:: GIVEN INFORMATION ::

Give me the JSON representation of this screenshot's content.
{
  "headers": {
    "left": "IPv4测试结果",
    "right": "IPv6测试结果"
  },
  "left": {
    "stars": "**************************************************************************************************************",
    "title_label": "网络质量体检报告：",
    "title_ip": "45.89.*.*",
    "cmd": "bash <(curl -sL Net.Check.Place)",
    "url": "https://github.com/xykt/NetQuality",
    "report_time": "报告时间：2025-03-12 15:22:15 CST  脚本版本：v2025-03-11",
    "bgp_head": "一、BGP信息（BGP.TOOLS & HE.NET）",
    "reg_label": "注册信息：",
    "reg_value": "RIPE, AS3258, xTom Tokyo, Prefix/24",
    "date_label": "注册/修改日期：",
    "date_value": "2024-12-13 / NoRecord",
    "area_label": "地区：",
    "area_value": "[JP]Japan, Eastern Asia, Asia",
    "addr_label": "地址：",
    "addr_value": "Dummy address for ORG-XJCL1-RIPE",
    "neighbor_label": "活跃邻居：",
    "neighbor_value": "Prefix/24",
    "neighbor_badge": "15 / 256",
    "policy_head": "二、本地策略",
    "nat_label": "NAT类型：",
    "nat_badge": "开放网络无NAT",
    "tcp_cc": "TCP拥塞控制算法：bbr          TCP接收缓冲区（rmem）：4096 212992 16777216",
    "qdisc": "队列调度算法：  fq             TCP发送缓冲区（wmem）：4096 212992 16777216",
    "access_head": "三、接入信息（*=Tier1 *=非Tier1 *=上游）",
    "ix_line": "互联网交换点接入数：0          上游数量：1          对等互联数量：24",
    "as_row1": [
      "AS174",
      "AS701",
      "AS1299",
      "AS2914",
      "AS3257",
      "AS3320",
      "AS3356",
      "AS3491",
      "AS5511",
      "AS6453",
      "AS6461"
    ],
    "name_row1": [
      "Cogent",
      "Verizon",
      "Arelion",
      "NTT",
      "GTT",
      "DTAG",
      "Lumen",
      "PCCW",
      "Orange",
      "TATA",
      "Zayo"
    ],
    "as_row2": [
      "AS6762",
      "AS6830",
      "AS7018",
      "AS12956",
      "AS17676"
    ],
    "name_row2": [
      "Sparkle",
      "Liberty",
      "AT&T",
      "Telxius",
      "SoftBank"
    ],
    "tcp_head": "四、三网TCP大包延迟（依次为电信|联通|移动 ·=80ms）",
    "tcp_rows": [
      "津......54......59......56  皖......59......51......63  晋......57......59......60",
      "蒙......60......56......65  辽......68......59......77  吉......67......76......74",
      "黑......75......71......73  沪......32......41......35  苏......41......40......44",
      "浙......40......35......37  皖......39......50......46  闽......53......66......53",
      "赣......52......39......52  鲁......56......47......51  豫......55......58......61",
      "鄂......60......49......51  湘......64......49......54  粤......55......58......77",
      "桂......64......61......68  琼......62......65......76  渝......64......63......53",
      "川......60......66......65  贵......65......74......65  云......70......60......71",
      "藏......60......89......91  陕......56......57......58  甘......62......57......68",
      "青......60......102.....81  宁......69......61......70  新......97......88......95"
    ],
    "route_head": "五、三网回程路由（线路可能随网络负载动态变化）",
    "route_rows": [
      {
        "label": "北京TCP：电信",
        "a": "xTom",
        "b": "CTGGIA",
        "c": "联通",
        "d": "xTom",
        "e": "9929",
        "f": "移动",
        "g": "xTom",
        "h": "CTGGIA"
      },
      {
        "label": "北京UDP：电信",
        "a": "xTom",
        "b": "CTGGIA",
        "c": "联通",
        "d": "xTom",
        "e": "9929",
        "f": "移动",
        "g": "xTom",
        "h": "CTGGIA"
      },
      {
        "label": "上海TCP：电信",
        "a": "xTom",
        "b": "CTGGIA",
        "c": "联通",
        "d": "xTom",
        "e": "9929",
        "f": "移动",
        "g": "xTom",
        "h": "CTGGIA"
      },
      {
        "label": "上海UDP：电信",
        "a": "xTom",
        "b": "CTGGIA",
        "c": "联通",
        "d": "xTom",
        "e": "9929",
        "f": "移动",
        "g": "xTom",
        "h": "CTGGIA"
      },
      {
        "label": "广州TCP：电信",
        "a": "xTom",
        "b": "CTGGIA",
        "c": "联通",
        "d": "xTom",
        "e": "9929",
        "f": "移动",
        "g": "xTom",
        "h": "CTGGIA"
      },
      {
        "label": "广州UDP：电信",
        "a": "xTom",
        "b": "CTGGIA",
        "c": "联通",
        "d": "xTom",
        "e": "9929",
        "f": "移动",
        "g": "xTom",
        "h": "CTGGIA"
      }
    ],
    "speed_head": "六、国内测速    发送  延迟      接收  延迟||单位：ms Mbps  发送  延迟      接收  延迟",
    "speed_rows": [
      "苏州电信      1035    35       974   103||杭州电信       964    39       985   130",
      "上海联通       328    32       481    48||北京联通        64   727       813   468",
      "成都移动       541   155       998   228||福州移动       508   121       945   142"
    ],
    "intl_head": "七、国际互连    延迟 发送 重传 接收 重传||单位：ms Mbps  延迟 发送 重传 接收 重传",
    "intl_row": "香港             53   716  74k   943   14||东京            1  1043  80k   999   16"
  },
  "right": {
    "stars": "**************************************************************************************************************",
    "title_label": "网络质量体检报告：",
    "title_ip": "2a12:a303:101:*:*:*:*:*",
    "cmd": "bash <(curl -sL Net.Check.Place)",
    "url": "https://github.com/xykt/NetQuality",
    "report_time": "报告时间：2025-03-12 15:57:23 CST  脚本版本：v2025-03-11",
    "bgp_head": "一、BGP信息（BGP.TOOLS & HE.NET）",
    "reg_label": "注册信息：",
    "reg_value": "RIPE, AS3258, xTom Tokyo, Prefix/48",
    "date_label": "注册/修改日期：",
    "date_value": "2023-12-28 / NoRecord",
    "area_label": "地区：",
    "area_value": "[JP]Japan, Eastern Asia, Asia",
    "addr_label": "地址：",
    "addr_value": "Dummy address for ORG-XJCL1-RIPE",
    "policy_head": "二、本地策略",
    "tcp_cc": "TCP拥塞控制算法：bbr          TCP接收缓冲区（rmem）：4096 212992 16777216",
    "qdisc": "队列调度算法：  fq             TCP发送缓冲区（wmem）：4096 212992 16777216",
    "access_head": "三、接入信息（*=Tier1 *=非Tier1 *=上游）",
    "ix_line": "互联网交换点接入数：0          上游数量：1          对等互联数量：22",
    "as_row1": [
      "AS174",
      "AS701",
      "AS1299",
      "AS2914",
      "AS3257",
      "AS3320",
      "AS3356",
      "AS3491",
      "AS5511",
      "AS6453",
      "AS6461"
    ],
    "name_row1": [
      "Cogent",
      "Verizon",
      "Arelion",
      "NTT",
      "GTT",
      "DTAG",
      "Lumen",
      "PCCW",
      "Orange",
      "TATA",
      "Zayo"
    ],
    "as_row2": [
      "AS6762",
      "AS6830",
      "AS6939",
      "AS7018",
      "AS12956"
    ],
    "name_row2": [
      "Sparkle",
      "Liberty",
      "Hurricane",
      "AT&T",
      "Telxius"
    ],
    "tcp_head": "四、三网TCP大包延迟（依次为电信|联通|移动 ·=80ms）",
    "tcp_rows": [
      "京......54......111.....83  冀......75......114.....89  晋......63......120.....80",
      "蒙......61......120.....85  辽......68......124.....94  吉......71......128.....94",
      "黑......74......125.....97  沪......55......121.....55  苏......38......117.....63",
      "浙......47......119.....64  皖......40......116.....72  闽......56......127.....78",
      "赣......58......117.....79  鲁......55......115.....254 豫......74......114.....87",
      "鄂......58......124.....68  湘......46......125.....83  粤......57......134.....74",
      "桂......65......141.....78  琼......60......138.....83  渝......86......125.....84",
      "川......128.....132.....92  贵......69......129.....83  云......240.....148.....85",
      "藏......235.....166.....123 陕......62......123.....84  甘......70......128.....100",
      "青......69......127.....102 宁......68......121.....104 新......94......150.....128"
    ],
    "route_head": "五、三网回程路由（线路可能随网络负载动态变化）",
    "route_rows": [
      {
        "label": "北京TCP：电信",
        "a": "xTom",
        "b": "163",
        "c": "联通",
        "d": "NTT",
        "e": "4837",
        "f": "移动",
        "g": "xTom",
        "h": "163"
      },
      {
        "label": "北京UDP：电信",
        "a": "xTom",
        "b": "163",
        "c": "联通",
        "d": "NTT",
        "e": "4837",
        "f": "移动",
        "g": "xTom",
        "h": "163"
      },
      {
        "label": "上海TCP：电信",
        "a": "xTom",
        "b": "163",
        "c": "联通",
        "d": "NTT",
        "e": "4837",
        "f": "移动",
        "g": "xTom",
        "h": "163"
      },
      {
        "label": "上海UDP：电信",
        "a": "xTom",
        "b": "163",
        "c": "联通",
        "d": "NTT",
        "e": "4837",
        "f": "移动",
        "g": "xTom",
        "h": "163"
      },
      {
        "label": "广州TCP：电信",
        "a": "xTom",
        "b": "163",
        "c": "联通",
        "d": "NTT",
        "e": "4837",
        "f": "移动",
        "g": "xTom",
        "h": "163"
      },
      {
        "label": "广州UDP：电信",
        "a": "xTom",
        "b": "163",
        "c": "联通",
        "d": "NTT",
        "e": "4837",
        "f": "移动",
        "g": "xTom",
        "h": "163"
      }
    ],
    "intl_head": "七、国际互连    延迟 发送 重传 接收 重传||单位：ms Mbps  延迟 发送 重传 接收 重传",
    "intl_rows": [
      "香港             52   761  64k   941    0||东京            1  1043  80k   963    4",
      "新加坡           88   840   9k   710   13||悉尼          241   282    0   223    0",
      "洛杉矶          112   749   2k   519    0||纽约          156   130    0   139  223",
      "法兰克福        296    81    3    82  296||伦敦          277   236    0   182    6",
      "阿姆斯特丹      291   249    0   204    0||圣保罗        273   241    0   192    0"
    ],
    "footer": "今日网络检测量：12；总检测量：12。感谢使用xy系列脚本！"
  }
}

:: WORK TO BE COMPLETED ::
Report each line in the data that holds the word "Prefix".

:: WORKED SOLUTION ::
    "reg_value": "RIPE, AS3258, xTom Tokyo, Prefix/24",
    "neighbor_value": "Prefix/24",
    "reg_value": "RIPE, AS3258, xTom Tokyo, Prefix/48",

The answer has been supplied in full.